▸ **WORK ORDER**
Among the records below, determine how many lines have the word "this" in them; output only the number.

▸ **MATERIAL PROVIDED**
* * *
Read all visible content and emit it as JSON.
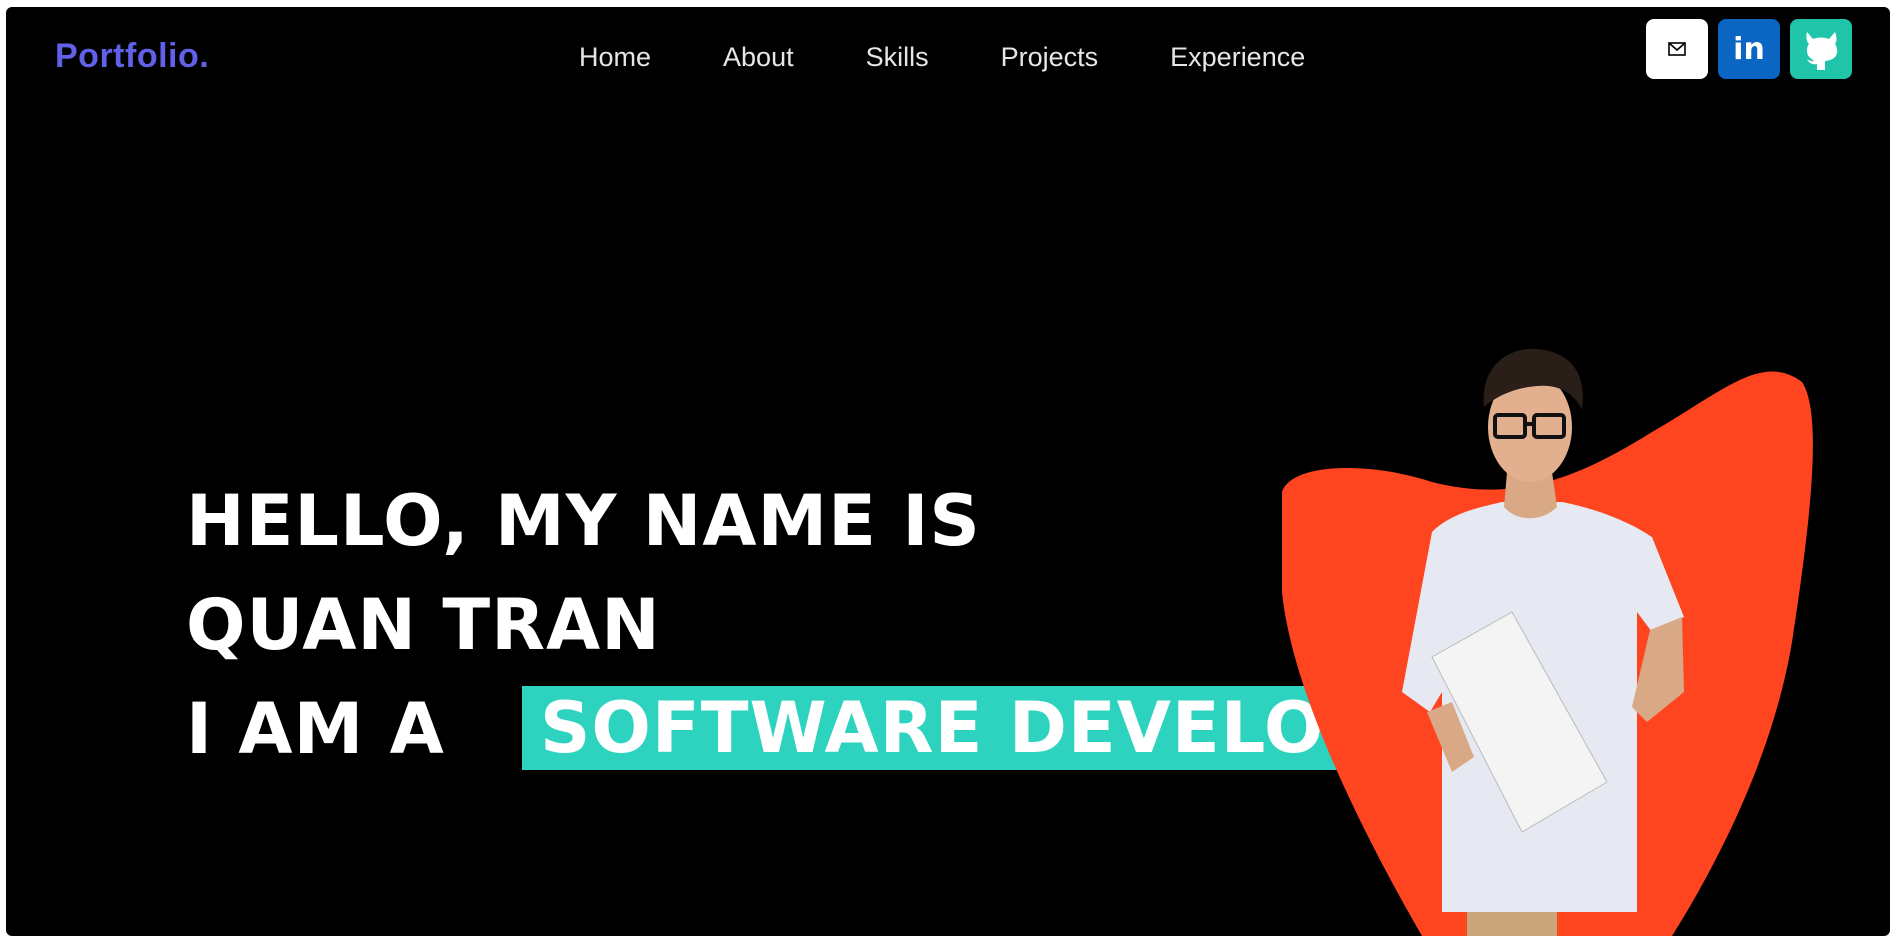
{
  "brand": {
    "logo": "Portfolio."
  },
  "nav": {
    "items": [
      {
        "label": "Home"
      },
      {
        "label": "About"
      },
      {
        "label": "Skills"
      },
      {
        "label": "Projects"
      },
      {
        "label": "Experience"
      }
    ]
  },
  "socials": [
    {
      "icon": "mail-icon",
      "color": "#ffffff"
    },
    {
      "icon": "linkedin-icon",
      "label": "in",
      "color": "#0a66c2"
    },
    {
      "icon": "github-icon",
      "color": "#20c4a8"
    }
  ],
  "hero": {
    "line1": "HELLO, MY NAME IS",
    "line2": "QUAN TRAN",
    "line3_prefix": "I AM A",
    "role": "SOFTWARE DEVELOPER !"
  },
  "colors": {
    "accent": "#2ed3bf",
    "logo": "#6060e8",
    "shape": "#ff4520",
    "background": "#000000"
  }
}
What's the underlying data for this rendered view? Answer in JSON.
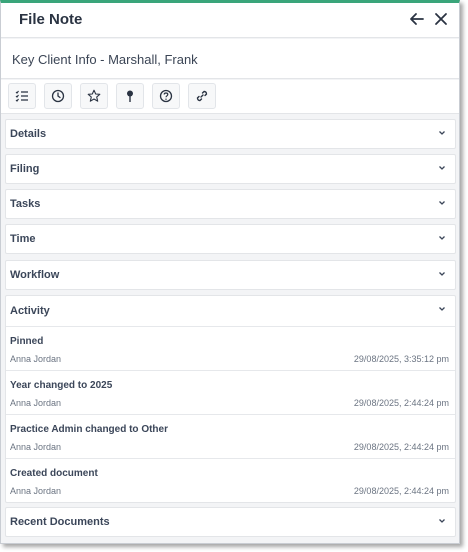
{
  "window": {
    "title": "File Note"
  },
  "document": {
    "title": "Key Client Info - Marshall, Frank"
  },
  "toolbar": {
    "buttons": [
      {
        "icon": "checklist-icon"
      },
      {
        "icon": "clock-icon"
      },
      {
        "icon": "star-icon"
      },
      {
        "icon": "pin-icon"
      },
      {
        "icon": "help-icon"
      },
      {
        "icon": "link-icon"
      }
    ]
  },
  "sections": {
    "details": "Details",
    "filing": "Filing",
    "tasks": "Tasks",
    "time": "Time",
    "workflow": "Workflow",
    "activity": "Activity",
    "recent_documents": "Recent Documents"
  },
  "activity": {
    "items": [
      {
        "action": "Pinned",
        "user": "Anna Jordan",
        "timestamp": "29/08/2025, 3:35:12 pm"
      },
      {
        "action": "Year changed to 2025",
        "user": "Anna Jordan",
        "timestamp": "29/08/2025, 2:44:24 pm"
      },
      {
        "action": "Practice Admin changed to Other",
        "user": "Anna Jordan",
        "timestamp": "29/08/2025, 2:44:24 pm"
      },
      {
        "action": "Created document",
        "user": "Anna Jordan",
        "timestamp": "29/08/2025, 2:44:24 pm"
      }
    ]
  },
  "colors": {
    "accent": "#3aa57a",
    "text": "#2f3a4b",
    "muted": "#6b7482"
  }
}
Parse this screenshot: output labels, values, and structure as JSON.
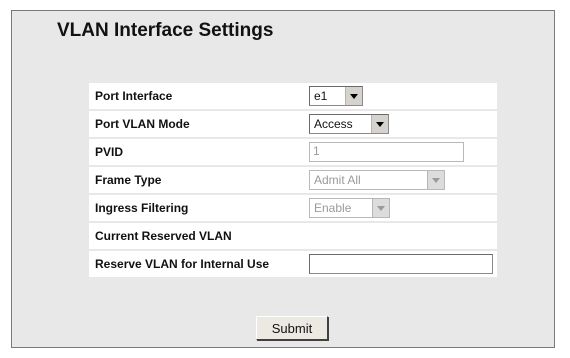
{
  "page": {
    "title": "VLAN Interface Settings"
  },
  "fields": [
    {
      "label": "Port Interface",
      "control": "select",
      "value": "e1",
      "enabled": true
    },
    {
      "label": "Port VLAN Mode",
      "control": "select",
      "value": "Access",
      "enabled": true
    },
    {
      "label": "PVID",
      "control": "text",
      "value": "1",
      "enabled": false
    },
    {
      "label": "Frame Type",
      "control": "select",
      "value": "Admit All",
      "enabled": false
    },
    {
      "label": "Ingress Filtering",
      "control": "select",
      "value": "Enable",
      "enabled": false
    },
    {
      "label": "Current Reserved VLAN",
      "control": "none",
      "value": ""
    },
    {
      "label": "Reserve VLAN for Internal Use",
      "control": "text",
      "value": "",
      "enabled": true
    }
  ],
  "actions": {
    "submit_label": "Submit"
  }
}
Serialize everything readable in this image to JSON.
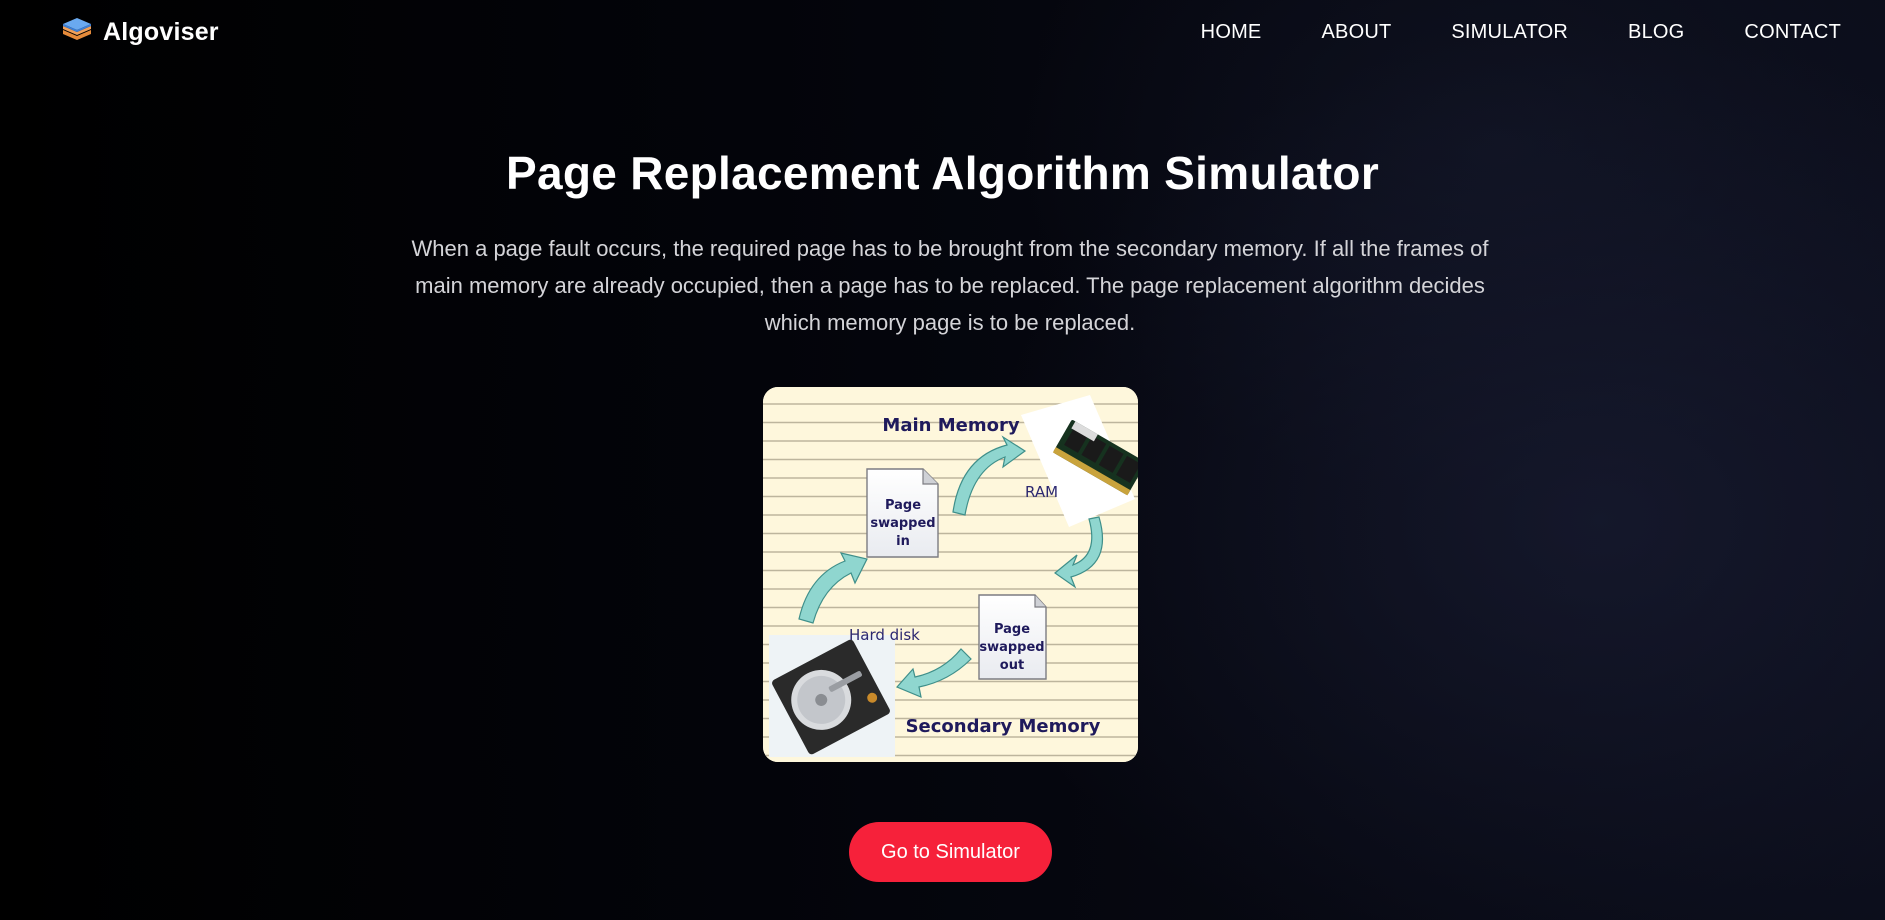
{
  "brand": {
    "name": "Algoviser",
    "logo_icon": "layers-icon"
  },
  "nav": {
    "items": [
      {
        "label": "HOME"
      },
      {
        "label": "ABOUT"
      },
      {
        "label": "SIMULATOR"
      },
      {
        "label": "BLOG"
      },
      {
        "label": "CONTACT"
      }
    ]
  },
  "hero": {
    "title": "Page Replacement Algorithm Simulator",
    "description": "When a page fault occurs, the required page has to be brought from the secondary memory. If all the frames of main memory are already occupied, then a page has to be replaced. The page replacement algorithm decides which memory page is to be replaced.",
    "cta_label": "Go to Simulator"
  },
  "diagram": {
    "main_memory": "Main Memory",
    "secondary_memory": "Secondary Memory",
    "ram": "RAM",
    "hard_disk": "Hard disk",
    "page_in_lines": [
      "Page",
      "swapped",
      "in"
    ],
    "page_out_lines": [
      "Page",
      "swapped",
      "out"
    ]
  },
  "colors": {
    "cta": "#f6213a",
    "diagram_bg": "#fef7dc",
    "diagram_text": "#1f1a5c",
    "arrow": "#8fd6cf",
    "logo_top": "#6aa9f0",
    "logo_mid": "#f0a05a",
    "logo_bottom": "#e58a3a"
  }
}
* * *
▸ **YOUR SOLUTION**
3